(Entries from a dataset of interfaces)
· · · · ·

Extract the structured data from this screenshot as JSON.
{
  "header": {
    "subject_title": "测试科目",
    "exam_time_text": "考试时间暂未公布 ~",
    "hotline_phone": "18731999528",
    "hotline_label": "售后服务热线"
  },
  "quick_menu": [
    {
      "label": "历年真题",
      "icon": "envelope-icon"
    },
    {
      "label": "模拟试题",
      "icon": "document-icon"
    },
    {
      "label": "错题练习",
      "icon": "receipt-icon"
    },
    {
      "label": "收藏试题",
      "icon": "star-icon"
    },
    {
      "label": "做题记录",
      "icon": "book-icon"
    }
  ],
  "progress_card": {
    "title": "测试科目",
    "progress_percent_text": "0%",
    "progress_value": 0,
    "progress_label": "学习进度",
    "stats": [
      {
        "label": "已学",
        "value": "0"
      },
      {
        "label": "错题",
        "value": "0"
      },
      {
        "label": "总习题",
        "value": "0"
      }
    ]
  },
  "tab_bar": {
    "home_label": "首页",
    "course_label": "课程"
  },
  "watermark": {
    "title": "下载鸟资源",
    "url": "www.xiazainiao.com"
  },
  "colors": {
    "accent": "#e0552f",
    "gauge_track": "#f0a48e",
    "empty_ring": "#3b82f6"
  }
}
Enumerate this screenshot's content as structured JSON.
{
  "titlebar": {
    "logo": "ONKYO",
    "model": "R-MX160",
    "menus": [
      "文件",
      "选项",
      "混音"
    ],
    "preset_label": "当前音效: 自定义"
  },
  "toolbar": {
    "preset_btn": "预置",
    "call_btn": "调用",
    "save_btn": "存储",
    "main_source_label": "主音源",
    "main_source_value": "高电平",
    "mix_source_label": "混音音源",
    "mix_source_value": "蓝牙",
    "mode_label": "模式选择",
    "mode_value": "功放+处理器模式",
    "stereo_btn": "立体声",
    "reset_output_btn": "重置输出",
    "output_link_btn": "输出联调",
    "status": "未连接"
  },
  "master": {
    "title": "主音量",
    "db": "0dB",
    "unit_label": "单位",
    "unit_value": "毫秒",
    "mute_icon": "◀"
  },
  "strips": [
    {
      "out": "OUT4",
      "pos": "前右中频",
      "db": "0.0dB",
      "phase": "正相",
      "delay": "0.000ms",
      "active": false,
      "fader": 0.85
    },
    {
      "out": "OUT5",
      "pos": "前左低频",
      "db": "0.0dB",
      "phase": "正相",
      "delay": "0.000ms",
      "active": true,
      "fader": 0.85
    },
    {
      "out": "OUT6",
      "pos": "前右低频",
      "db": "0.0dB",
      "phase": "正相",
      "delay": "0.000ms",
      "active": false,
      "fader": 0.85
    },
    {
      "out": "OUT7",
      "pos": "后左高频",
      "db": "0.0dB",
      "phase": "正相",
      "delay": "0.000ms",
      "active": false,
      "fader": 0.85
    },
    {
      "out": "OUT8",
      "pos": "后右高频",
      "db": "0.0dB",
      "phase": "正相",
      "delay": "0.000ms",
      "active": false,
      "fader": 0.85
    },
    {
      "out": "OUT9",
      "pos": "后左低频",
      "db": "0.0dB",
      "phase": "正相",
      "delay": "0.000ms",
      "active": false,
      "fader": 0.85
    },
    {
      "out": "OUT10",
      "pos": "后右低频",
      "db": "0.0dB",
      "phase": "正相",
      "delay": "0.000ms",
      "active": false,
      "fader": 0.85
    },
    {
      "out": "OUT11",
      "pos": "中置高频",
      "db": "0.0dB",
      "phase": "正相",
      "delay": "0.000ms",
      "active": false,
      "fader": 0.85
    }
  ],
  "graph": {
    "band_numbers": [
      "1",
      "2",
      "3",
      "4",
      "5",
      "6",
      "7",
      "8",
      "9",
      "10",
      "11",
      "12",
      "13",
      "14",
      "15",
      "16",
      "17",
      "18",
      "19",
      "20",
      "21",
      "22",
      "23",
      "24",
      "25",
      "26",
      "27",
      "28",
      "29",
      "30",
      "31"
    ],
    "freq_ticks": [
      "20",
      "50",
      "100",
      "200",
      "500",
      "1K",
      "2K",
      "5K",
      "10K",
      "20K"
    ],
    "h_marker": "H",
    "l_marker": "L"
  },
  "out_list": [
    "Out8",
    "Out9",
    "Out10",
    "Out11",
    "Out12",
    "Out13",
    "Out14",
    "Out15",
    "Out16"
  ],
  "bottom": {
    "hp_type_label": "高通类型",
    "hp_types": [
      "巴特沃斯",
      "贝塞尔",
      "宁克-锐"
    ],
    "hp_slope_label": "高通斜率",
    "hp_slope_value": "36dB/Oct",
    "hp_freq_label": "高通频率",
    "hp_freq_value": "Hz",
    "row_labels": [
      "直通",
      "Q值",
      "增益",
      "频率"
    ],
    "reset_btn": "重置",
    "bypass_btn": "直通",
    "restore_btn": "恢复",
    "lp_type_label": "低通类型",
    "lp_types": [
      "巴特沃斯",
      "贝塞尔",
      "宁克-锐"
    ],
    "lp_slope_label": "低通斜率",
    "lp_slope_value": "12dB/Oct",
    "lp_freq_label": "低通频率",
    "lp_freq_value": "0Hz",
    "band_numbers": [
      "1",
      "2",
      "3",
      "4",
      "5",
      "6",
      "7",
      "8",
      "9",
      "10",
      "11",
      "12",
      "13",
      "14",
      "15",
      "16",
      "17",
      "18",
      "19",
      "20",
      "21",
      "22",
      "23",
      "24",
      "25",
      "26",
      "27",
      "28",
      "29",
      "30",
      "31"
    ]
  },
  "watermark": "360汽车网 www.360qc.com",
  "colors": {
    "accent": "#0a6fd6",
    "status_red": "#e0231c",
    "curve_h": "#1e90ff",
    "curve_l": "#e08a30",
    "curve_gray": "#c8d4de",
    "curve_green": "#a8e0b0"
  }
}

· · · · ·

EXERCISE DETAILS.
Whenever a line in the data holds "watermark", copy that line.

RESPONSE TO THIS TASK.
  "watermark": {
  "watermark": "360汽车网 www.360qc.com",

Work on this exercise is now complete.